What to produce
Go over the data and copy out each line with "rest" in it.

BEGIN Exercise data

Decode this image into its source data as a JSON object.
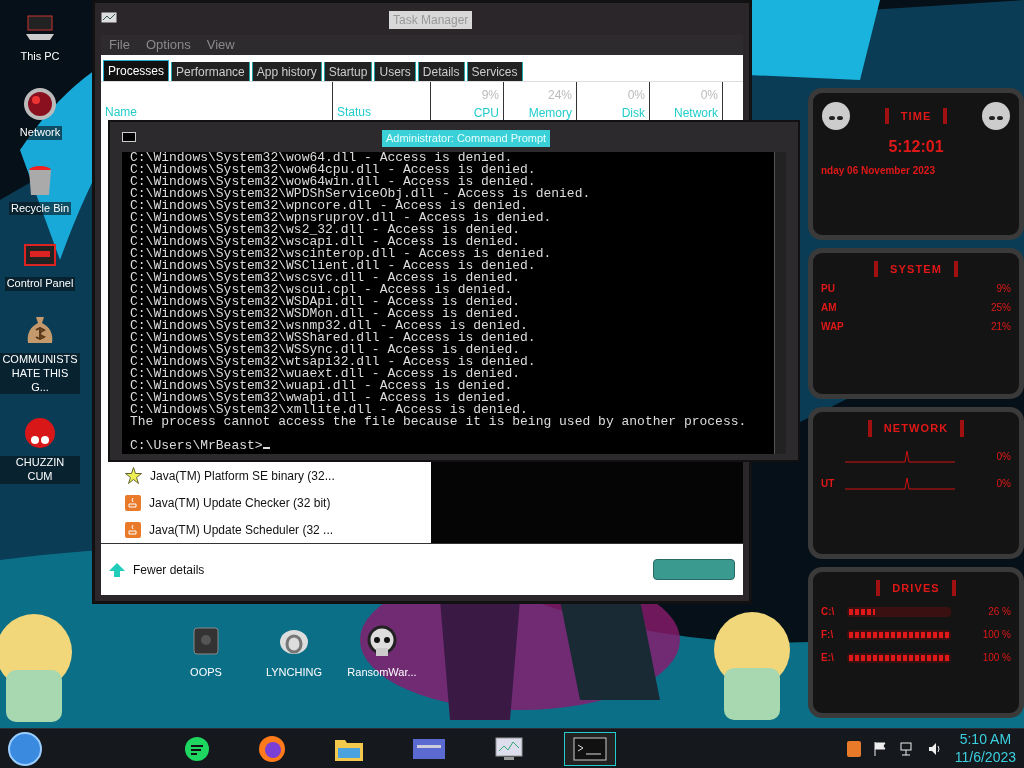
{
  "desktop_icons": [
    {
      "label": "This PC",
      "kind": "pc"
    },
    {
      "label": "Network",
      "kind": "globe"
    },
    {
      "label": "Recycle Bin",
      "kind": "bin"
    },
    {
      "label": "Control Panel",
      "kind": "panel"
    },
    {
      "label": "COMMUNISTS HATE THIS G...",
      "kind": "bag"
    },
    {
      "label": "CHUZZIN CUM",
      "kind": "fuzz"
    }
  ],
  "bottom_icons": [
    {
      "label": "OOPS",
      "kind": "monitor"
    },
    {
      "label": "LYNCHING",
      "kind": "knot"
    },
    {
      "label": "RansomWar...",
      "kind": "skull"
    }
  ],
  "task_manager": {
    "title": "Task Manager",
    "menu": [
      "File",
      "Options",
      "View"
    ],
    "tabs": [
      {
        "label": "Processes",
        "selected": true
      },
      {
        "label": "Performance",
        "selected": false
      },
      {
        "label": "App history",
        "selected": false
      },
      {
        "label": "Startup",
        "selected": false
      },
      {
        "label": "Users",
        "selected": false
      },
      {
        "label": "Details",
        "selected": false
      },
      {
        "label": "Services",
        "selected": false
      }
    ],
    "columns": [
      {
        "label": "Name"
      },
      {
        "label": "Status"
      },
      {
        "usage": "9%",
        "label": "CPU"
      },
      {
        "usage": "24%",
        "label": "Memory"
      },
      {
        "usage": "0%",
        "label": "Disk"
      },
      {
        "usage": "0%",
        "label": "Network"
      }
    ],
    "rows": [
      {
        "name": "Java(TM) Platform SE binary (32...",
        "kind": "star"
      },
      {
        "name": "Java(TM) Update Checker (32 bit)",
        "kind": "java"
      },
      {
        "name": "Java(TM) Update Scheduler (32 ...",
        "kind": "java"
      }
    ],
    "footer": {
      "link": "Fewer details"
    }
  },
  "command_prompt": {
    "title": "Administrator: Command Prompt",
    "lines": [
      "C:\\Windows\\System32\\wow64.dll - Access is denied.",
      "C:\\Windows\\System32\\wow64cpu.dll - Access is denied.",
      "C:\\Windows\\System32\\wow64win.dll - Access is denied.",
      "C:\\Windows\\System32\\WPDShServiceObj.dll - Access is denied.",
      "C:\\Windows\\System32\\wpncore.dll - Access is denied.",
      "C:\\Windows\\System32\\wpnsruprov.dll - Access is denied.",
      "C:\\Windows\\System32\\ws2_32.dll - Access is denied.",
      "C:\\Windows\\System32\\wscapi.dll - Access is denied.",
      "C:\\Windows\\System32\\wscinterop.dll - Access is denied.",
      "C:\\Windows\\System32\\WSClient.dll - Access is denied.",
      "C:\\Windows\\System32\\wscsvc.dll - Access is denied.",
      "C:\\Windows\\System32\\wscui.cpl - Access is denied.",
      "C:\\Windows\\System32\\WSDApi.dll - Access is denied.",
      "C:\\Windows\\System32\\WSDMon.dll - Access is denied.",
      "C:\\Windows\\System32\\wsnmp32.dll - Access is denied.",
      "C:\\Windows\\System32\\WSShared.dll - Access is denied.",
      "C:\\Windows\\System32\\WSSync.dll - Access is denied.",
      "C:\\Windows\\System32\\wtsapi32.dll - Access is denied.",
      "C:\\Windows\\System32\\wuaext.dll - Access is denied.",
      "C:\\Windows\\System32\\wuapi.dll - Access is denied.",
      "C:\\Windows\\System32\\wwapi.dll - Access is denied.",
      "C:\\Windows\\System32\\xmllite.dll - Access is denied.",
      "The process cannot access the file because it is being used by another process.",
      "C:\\Users\\MrBeast>"
    ]
  },
  "gadgets": {
    "time": {
      "title": "TIME",
      "clock": "5:12:01",
      "date": "nday 06 November 2023"
    },
    "system": {
      "title": "SYSTEM",
      "rows": [
        {
          "label": "PU",
          "value": "9%"
        },
        {
          "label": "AM",
          "value": "25%"
        },
        {
          "label": "WAP",
          "value": "21%"
        }
      ]
    },
    "network": {
      "title": "NETWORK",
      "rows": [
        {
          "value": "0%"
        },
        {
          "label": "UT",
          "value": "0%"
        }
      ]
    },
    "drives": {
      "title": "DRIVES",
      "rows": [
        {
          "label": "C:\\",
          "level": 0.26,
          "value": "26 %"
        },
        {
          "label": "F:\\",
          "level": 1,
          "value": "100 %"
        },
        {
          "label": "E:\\",
          "level": 1,
          "value": "100 %"
        }
      ]
    }
  },
  "taskbar": {
    "apps": [
      {
        "kind": "chat",
        "active": false
      },
      {
        "kind": "browser",
        "active": false
      },
      {
        "kind": "folder",
        "active": false
      },
      {
        "kind": "card",
        "active": false
      },
      {
        "kind": "monitor",
        "active": false
      },
      {
        "kind": "console",
        "active": true
      }
    ],
    "time": "5:10 AM",
    "date": "11/6/2023"
  }
}
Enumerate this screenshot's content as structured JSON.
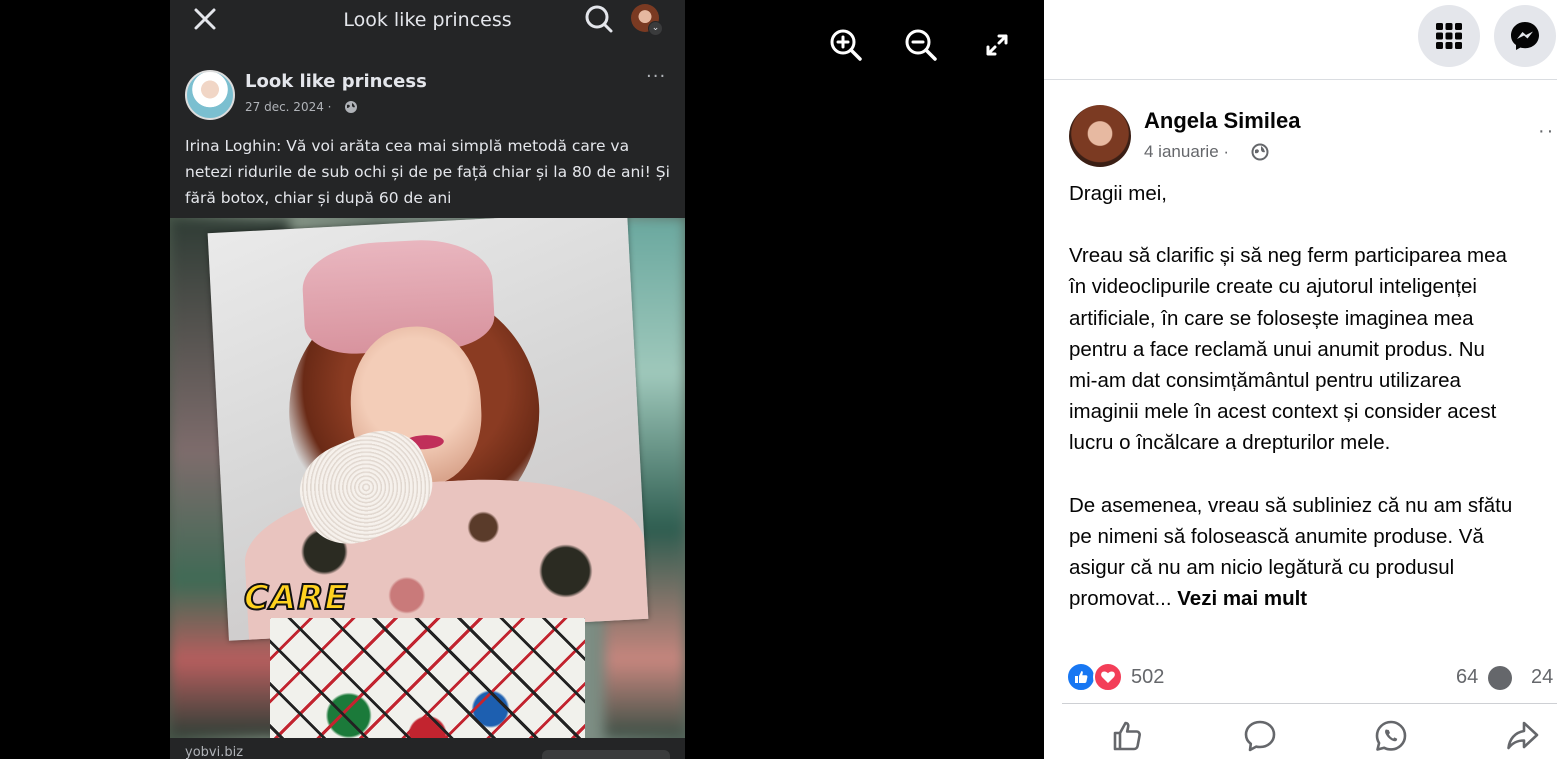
{
  "viewer": {
    "phone_title": "Look like princess",
    "post": {
      "page_name": "Look like princess",
      "date": "27 dec. 2024 ·",
      "more": "···",
      "text": "Irina Loghin: Vă voi arăta cea mai simplă metodă care va netezi ridurile de sub ochi și de pe față chiar și la 80 de ani! Și fără botox, chiar și după 60 de ani",
      "image_caption": "CARE",
      "link_domain": "yobvi.biz"
    },
    "controls": {
      "zoom_in": "zoom-in-icon",
      "zoom_out": "zoom-out-icon",
      "fullscreen": "fullscreen-icon"
    }
  },
  "panel": {
    "top_buttons": [
      "menu-grid-icon",
      "messenger-icon"
    ],
    "author": {
      "name": "Angela Similea",
      "date": "4 ianuarie ·",
      "more": "··"
    },
    "post": {
      "greeting": "Dragii mei,",
      "p1_lines": [
        "Vreau să clarific și să neg ferm participarea mea",
        "în videoclipurile create cu ajutorul inteligenței",
        "artificiale, în care se folosește imaginea mea",
        "pentru a face reclamă unui anumit produs. Nu",
        "mi-am dat consimțământul pentru utilizarea",
        "imaginii mele în acest context și consider acest",
        "lucru o încălcare a drepturilor mele."
      ],
      "p2_lines": [
        "De asemenea, vreau să subliniez că nu am sfătu",
        "pe nimeni să folosească anumite produse. Vă",
        "asigur că nu am nicio legătură cu produsul",
        "promovat..."
      ],
      "see_more": "Vezi mai mult"
    },
    "stats": {
      "reactions": "502",
      "comments": "64",
      "shares": "24"
    },
    "colors": {
      "like_blue": "#1877f2",
      "love_red": "#f33e58",
      "secondary_text": "#65676b"
    }
  }
}
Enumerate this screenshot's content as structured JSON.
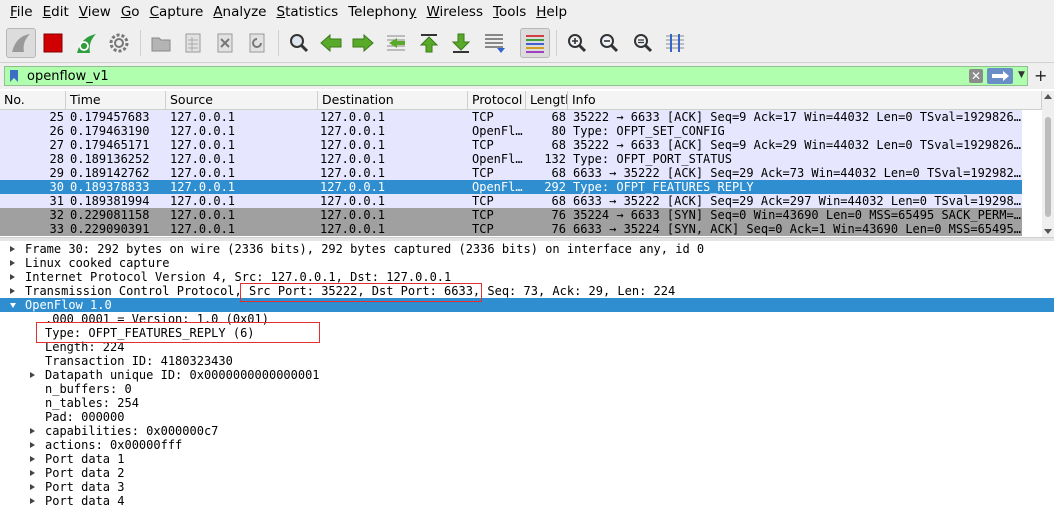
{
  "menubar": {
    "items": [
      {
        "label": "File",
        "u": "F",
        "rest": "ile"
      },
      {
        "label": "Edit",
        "u": "E",
        "rest": "dit"
      },
      {
        "label": "View",
        "u": "V",
        "rest": "iew"
      },
      {
        "label": "Go",
        "u": "G",
        "rest": "o"
      },
      {
        "label": "Capture",
        "u": "C",
        "rest": "apture"
      },
      {
        "label": "Analyze",
        "u": "A",
        "rest": "nalyze"
      },
      {
        "label": "Statistics",
        "u": "S",
        "rest": "tatistics"
      },
      {
        "label": "Telephony",
        "u": "y",
        "pre": "Telephon",
        "rest": ""
      },
      {
        "label": "Wireless",
        "u": "W",
        "rest": "ireless"
      },
      {
        "label": "Tools",
        "u": "T",
        "rest": "ools"
      },
      {
        "label": "Help",
        "u": "H",
        "rest": "elp"
      }
    ]
  },
  "filter": {
    "value": "openflow_v1",
    "bg_color": "#afffaf"
  },
  "packet_list": {
    "columns": [
      "No.",
      "Time",
      "Source",
      "Destination",
      "Protocol",
      "Length",
      "Info"
    ],
    "rows": [
      {
        "no": "25",
        "time": "0.179457683",
        "src": "127.0.0.1",
        "dst": "127.0.0.1",
        "proto": "TCP",
        "len": "68",
        "info": "35222 → 6633 [ACK] Seq=9 Ack=17 Win=44032 Len=0 TSval=1929826…",
        "kind": "tcp"
      },
      {
        "no": "26",
        "time": "0.179463190",
        "src": "127.0.0.1",
        "dst": "127.0.0.1",
        "proto": "OpenFl…",
        "len": "80",
        "info": "Type: OFPT_SET_CONFIG",
        "kind": "of"
      },
      {
        "no": "27",
        "time": "0.179465171",
        "src": "127.0.0.1",
        "dst": "127.0.0.1",
        "proto": "TCP",
        "len": "68",
        "info": "35222 → 6633 [ACK] Seq=9 Ack=29 Win=44032 Len=0 TSval=1929826…",
        "kind": "tcp"
      },
      {
        "no": "28",
        "time": "0.189136252",
        "src": "127.0.0.1",
        "dst": "127.0.0.1",
        "proto": "OpenFl…",
        "len": "132",
        "info": "Type: OFPT_PORT_STATUS",
        "kind": "of"
      },
      {
        "no": "29",
        "time": "0.189142762",
        "src": "127.0.0.1",
        "dst": "127.0.0.1",
        "proto": "TCP",
        "len": "68",
        "info": "6633 → 35222 [ACK] Seq=29 Ack=73 Win=44032 Len=0 TSval=192982…",
        "kind": "tcp"
      },
      {
        "no": "30",
        "time": "0.189378833",
        "src": "127.0.0.1",
        "dst": "127.0.0.1",
        "proto": "OpenFl…",
        "len": "292",
        "info": "Type: OFPT_FEATURES_REPLY",
        "kind": "sel"
      },
      {
        "no": "31",
        "time": "0.189381994",
        "src": "127.0.0.1",
        "dst": "127.0.0.1",
        "proto": "TCP",
        "len": "68",
        "info": "6633 → 35222 [ACK] Seq=29 Ack=297 Win=44032 Len=0 TSval=19298…",
        "kind": "tcp"
      },
      {
        "no": "32",
        "time": "0.229081158",
        "src": "127.0.0.1",
        "dst": "127.0.0.1",
        "proto": "TCP",
        "len": "76",
        "info": "35224 → 6633 [SYN] Seq=0 Win=43690 Len=0 MSS=65495 SACK_PERM=…",
        "kind": "syn"
      },
      {
        "no": "33",
        "time": "0.229090391",
        "src": "127.0.0.1",
        "dst": "127.0.0.1",
        "proto": "TCP",
        "len": "76",
        "info": "6633 → 35224 [SYN, ACK] Seq=0 Ack=1 Win=43690 Len=0 MSS=65495…",
        "kind": "syn"
      }
    ]
  },
  "detail": {
    "rows": [
      {
        "text": "Frame 30: 292 bytes on wire (2336 bits), 292 bytes captured (2336 bits) on interface any, id 0",
        "indent": 0,
        "expander": true
      },
      {
        "text": "Linux cooked capture",
        "indent": 0,
        "expander": true
      },
      {
        "text": "Internet Protocol Version 4, Src: 127.0.0.1, Dst: 127.0.0.1",
        "indent": 0,
        "expander": true
      },
      {
        "text": "Transmission Control Protocol, Src Port: 35222, Dst Port: 6633, Seq: 73, Ack: 29, Len: 224",
        "indent": 0,
        "expander": true
      },
      {
        "text": "OpenFlow 1.0",
        "indent": 0,
        "expander": true,
        "selected": true
      },
      {
        "text": ".000 0001 = Version: 1.0 (0x01)",
        "indent": 1,
        "expander": false
      },
      {
        "text": "Type: OFPT_FEATURES_REPLY (6)",
        "indent": 1,
        "expander": false
      },
      {
        "text": "Length: 224",
        "indent": 1,
        "expander": false
      },
      {
        "text": "Transaction ID: 4180323430",
        "indent": 1,
        "expander": false
      },
      {
        "text": "Datapath unique ID: 0x0000000000000001",
        "indent": 1,
        "expander": true
      },
      {
        "text": "n_buffers: 0",
        "indent": 1,
        "expander": false
      },
      {
        "text": "n_tables: 254",
        "indent": 1,
        "expander": false
      },
      {
        "text": "Pad: 000000",
        "indent": 1,
        "expander": false
      },
      {
        "text": "capabilities: 0x000000c7",
        "indent": 1,
        "expander": true
      },
      {
        "text": "actions: 0x00000fff",
        "indent": 1,
        "expander": true
      },
      {
        "text": "Port data 1",
        "indent": 1,
        "expander": true
      },
      {
        "text": "Port data 2",
        "indent": 1,
        "expander": true
      },
      {
        "text": "Port data 3",
        "indent": 1,
        "expander": true
      },
      {
        "text": "Port data 4",
        "indent": 1,
        "expander": true
      }
    ]
  },
  "colors": {
    "selected_row": "#2e8ed0",
    "tcp_row": "#e7e6ff",
    "syn_row": "#a0a0a0",
    "annotation_box": "#e03030"
  }
}
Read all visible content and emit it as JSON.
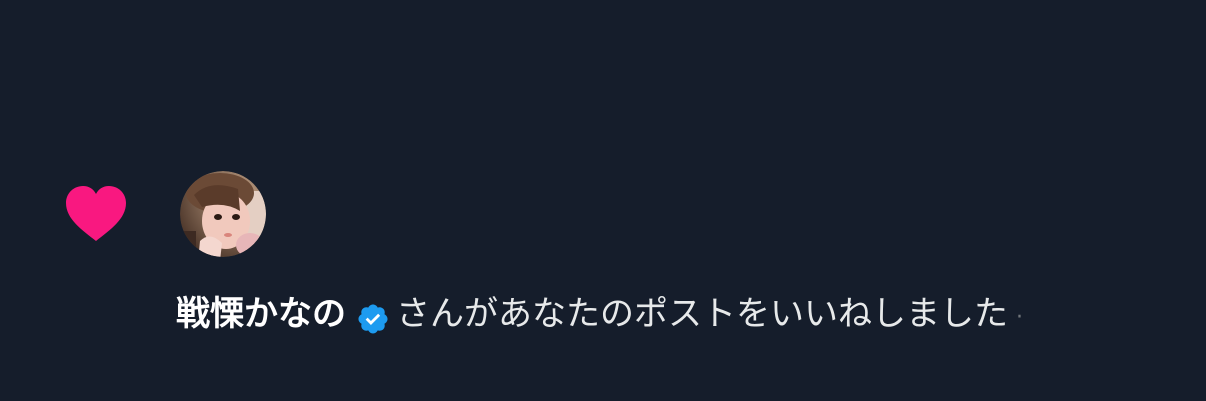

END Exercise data

Solution
        "rest": "ile"
        "rest": "dit"
        "rest": "iew"
        "rest": "o"
        "rest": "apture"
        "rest": "nalyze"
        "rest": "tatistics"
        "rest": ""
        "rest": "ireless"
        "rest": "ools"
        "rest": "elp"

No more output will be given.